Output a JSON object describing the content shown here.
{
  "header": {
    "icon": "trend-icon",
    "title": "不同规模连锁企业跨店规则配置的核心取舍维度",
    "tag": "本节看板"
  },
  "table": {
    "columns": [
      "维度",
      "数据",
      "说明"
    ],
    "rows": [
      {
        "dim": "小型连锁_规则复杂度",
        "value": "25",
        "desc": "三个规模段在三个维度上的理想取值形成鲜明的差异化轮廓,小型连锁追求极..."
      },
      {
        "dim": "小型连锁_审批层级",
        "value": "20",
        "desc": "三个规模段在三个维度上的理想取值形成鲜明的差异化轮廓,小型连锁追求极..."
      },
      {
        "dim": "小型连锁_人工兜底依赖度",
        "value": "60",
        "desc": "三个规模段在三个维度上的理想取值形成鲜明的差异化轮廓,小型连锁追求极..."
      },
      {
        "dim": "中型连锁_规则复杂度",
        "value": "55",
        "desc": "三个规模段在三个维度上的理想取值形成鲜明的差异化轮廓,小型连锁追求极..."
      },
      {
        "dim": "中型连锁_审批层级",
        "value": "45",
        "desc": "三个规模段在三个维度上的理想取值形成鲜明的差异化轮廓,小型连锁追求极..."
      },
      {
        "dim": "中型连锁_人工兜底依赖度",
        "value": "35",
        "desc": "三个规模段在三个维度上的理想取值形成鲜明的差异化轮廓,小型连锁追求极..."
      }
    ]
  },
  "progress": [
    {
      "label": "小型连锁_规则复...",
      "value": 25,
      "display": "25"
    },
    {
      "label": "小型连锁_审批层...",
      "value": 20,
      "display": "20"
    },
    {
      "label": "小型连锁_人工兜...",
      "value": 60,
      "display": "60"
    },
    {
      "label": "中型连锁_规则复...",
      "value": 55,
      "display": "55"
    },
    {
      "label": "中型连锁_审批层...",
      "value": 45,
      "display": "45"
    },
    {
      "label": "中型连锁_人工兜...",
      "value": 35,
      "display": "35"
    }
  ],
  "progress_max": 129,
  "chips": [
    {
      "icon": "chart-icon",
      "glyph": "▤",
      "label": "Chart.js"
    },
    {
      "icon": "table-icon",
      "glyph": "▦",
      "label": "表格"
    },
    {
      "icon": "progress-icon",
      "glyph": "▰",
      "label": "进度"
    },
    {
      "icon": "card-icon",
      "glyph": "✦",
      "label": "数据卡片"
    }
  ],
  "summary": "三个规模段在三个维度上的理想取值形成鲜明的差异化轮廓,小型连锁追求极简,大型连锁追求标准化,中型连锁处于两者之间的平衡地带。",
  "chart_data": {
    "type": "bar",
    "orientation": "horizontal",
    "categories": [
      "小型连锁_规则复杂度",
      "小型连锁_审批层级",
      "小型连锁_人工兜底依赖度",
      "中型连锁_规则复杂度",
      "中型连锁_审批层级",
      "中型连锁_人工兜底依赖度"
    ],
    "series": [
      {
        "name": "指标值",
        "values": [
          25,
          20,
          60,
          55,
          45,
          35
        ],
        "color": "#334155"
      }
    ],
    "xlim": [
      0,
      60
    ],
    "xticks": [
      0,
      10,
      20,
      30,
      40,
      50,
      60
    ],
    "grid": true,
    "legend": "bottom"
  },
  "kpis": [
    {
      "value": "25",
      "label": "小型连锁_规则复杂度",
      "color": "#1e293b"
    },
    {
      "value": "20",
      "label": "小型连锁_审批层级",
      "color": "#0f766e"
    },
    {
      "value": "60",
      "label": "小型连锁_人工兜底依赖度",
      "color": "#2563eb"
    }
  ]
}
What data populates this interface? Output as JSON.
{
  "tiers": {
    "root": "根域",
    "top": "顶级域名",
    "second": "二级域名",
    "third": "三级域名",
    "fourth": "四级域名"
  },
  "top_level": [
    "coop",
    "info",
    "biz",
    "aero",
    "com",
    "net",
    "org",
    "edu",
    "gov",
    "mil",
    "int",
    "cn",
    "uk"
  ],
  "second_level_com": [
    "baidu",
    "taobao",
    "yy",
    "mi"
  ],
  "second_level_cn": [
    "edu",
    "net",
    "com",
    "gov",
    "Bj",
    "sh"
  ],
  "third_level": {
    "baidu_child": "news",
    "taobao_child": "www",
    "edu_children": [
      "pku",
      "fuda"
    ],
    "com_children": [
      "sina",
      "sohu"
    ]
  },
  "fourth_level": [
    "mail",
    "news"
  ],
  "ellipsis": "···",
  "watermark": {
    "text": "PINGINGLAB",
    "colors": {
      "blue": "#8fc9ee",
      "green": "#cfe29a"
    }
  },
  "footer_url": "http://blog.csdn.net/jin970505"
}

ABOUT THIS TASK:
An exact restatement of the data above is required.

TASK SOLUTION:
Output a JSON object describing the content shown here.
{
  "header": {
    "icon": "trend-icon",
    "title": "不同规模连锁企业跨店规则配置的核心取舍维度",
    "tag": "本节看板"
  },
  "table": {
    "columns": [
      "维度",
      "数据",
      "说明"
    ],
    "rows": [
      {
        "dim": "小型连锁_规则复杂度",
        "value": "25",
        "desc": "三个规模段在三个维度上的理想取值形成鲜明的差异化轮廓,小型连锁追求极..."
      },
      {
        "dim": "小型连锁_审批层级",
        "value": "20",
        "desc": "三个规模段在三个维度上的理想取值形成鲜明的差异化轮廓,小型连锁追求极..."
      },
      {
        "dim": "小型连锁_人工兜底依赖度",
        "value": "60",
        "desc": "三个规模段在三个维度上的理想取值形成鲜明的差异化轮廓,小型连锁追求极..."
      },
      {
        "dim": "中型连锁_规则复杂度",
        "value": "55",
        "desc": "三个规模段在三个维度上的理想取值形成鲜明的差异化轮廓,小型连锁追求极..."
      },
      {
        "dim": "中型连锁_审批层级",
        "value": "45",
        "desc": "三个规模段在三个维度上的理想取值形成鲜明的差异化轮廓,小型连锁追求极..."
      },
      {
        "dim": "中型连锁_人工兜底依赖度",
        "value": "35",
        "desc": "三个规模段在三个维度上的理想取值形成鲜明的差异化轮廓,小型连锁追求极..."
      }
    ]
  },
  "progress": [
    {
      "label": "小型连锁_规则复...",
      "value": 25,
      "display": "25"
    },
    {
      "label": "小型连锁_审批层...",
      "value": 20,
      "display": "20"
    },
    {
      "label": "小型连锁_人工兜...",
      "value": 60,
      "display": "60"
    },
    {
      "label": "中型连锁_规则复...",
      "value": 55,
      "display": "55"
    },
    {
      "label": "中型连锁_审批层...",
      "value": 45,
      "display": "45"
    },
    {
      "label": "中型连锁_人工兜...",
      "value": 35,
      "display": "35"
    }
  ],
  "progress_max": 129,
  "chips": [
    {
      "icon": "chart-icon",
      "glyph": "▤",
      "label": "Chart.js"
    },
    {
      "icon": "table-icon",
      "glyph": "▦",
      "label": "表格"
    },
    {
      "icon": "progress-icon",
      "glyph": "▰",
      "label": "进度"
    },
    {
      "icon": "card-icon",
      "glyph": "✦",
      "label": "数据卡片"
    }
  ],
  "summary": "三个规模段在三个维度上的理想取值形成鲜明的差异化轮廓,小型连锁追求极简,大型连锁追求标准化,中型连锁处于两者之间的平衡地带。",
  "chart_data": {
    "type": "bar",
    "orientation": "horizontal",
    "categories": [
      "小型连锁_规则复杂度",
      "小型连锁_审批层级",
      "小型连锁_人工兜底依赖度",
      "中型连锁_规则复杂度",
      "中型连锁_审批层级",
      "中型连锁_人工兜底依赖度"
    ],
    "series": [
      {
        "name": "指标值",
        "values": [
          25,
          20,
          60,
          55,
          45,
          35
        ],
        "color": "#334155"
      }
    ],
    "xlim": [
      0,
      60
    ],
    "xticks": [
      0,
      10,
      20,
      30,
      40,
      50,
      60
    ],
    "grid": true,
    "legend": "bottom"
  },
  "kpis": [
    {
      "value": "25",
      "label": "小型连锁_规则复杂度",
      "color": "#1e293b"
    },
    {
      "value": "20",
      "label": "小型连锁_审批层级",
      "color": "#0f766e"
    },
    {
      "value": "60",
      "label": "小型连锁_人工兜底依赖度",
      "color": "#2563eb"
    }
  ]
}
What data populates this interface? Output as JSON.
{
  "tiers": {
    "root": "根域",
    "top": "顶级域名",
    "second": "二级域名",
    "third": "三级域名",
    "fourth": "四级域名"
  },
  "top_level": [
    "coop",
    "info",
    "biz",
    "aero",
    "com",
    "net",
    "org",
    "edu",
    "gov",
    "mil",
    "int",
    "cn",
    "uk"
  ],
  "second_level_com": [
    "baidu",
    "taobao",
    "yy",
    "mi"
  ],
  "second_level_cn": [
    "edu",
    "net",
    "com",
    "gov",
    "Bj",
    "sh"
  ],
  "third_level": {
    "baidu_child": "news",
    "taobao_child": "www",
    "edu_children": [
      "pku",
      "fuda"
    ],
    "com_children": [
      "sina",
      "sohu"
    ]
  },
  "fourth_level": [
    "mail",
    "news"
  ],
  "ellipsis": "···",
  "watermark": {
    "text": "PINGINGLAB",
    "colors": {
      "blue": "#8fc9ee",
      "green": "#cfe29a"
    }
  },
  "footer_url": "http://blog.csdn.net/jin970505"
}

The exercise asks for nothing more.